WHAT IS NEEDED: Which lines of the data below hold "icon"? Copy each of them.

TASK INPUT:

_ _ _ _ _ _ _

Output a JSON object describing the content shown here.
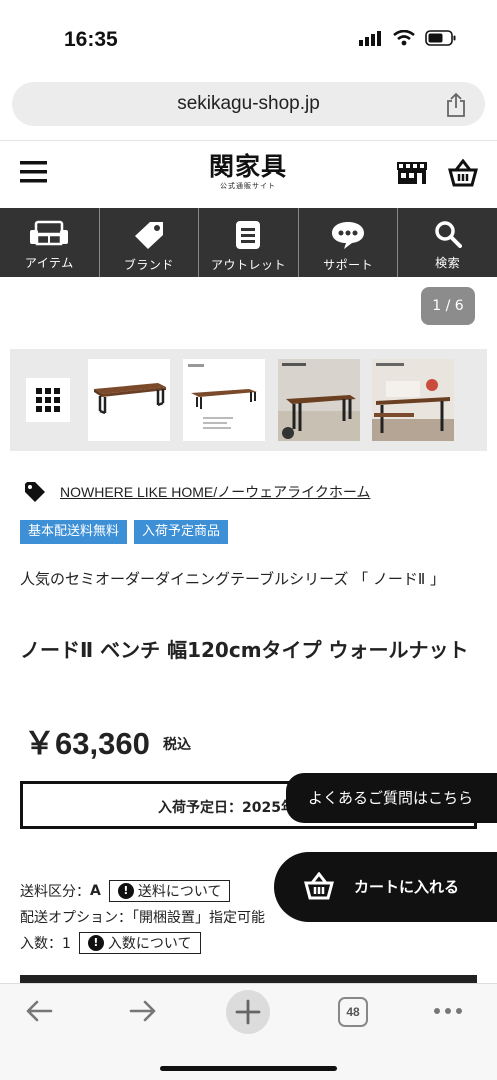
{
  "status": {
    "time": "16:35"
  },
  "browser": {
    "url": "sekikagu-shop.jp",
    "tab_count": "48"
  },
  "header": {
    "logo_main": "関家具",
    "logo_sub": "公式通販サイト"
  },
  "nav": [
    {
      "label": "アイテム",
      "icon": "sofa-icon"
    },
    {
      "label": "ブランド",
      "icon": "tag-icon"
    },
    {
      "label": "アウトレット",
      "icon": "document-icon"
    },
    {
      "label": "サポート",
      "icon": "chat-bubble-icon"
    },
    {
      "label": "検索",
      "icon": "search-icon"
    }
  ],
  "gallery": {
    "counter": "1 / 6"
  },
  "product": {
    "brand": "NOWHERE LIKE HOME/ノーウェアライクホーム",
    "badges": [
      "基本配送料無料",
      "入荷予定商品"
    ],
    "subtitle": "人気のセミオーダーダイニングテーブルシリーズ 「 ノードⅡ 」",
    "title": "ノードⅡ ベンチ 幅120cmタイプ ウォールナット",
    "price": "￥63,360",
    "tax": "税込",
    "arrival": "入荷予定日：2025年",
    "shipping_label": "送料区分：",
    "shipping_class": "A",
    "shipping_button": "送料について",
    "delivery_option": "配送オプション：「開梱設置」指定可能",
    "quantity_label": "入数：1",
    "quantity_button": "入数について"
  },
  "floating": {
    "faq": "よくあるご質問はこちら",
    "cart": "カートに入れる"
  }
}
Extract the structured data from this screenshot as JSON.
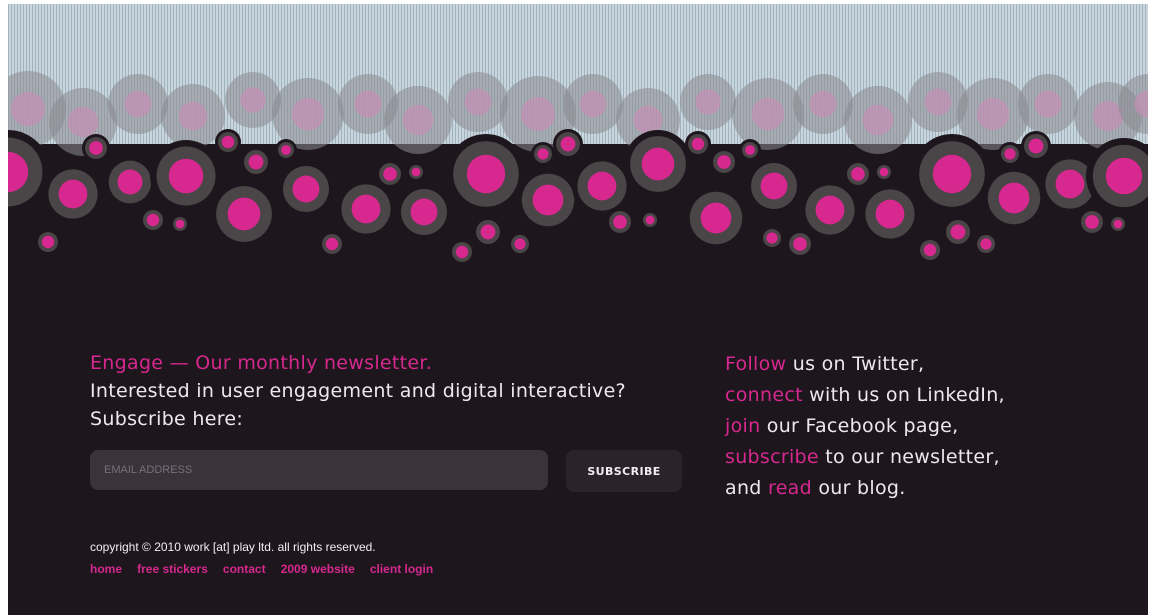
{
  "colors": {
    "accent": "#d6288e",
    "background": "#1e161d",
    "text": "#eee8ed",
    "field": "#3a3339",
    "bubble_grey": "#4a4547"
  },
  "header": {
    "decoration": "pink-and-grey-bubbles-illustration"
  },
  "newsletter": {
    "title": "Engage — Our monthly newsletter.",
    "line1": "Interested in user engagement and digital interactive?",
    "line2": "Subscribe here:",
    "email_placeholder": "EMAIL ADDRESS",
    "email_value": "",
    "subscribe_label": "SUBSCRIBE"
  },
  "social": [
    {
      "link": "Follow",
      "text": " us on Twitter,"
    },
    {
      "link": "connect",
      "text": " with us on LinkedIn,"
    },
    {
      "link": "join",
      "text": " our Facebook page,"
    },
    {
      "link": "subscribe",
      "text": " to our newsletter,"
    },
    {
      "prefix": "and ",
      "link": "read",
      "text": " our blog."
    }
  ],
  "footer": {
    "copyright": "copyright © 2010 work [at] play ltd. all rights reserved.",
    "links": [
      "home",
      "free stickers",
      "contact",
      "2009 website",
      "client login"
    ]
  }
}
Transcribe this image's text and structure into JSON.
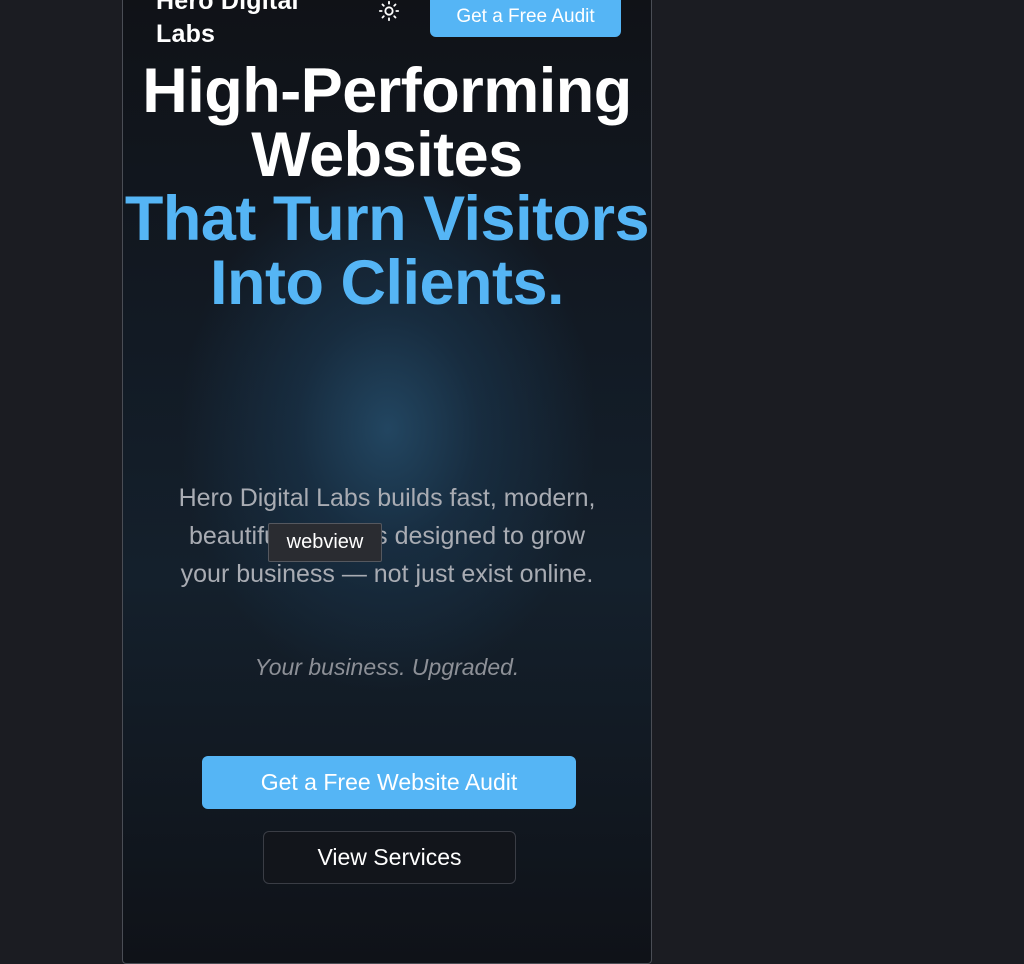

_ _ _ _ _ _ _

RESULT FOR THIS TASK:
      "icon": "sofa-icon"
      "icon": "tag-icon"
      "icon": "document-icon"
      "icon": "chat-bubble-icon"
      "icon": "search-icon"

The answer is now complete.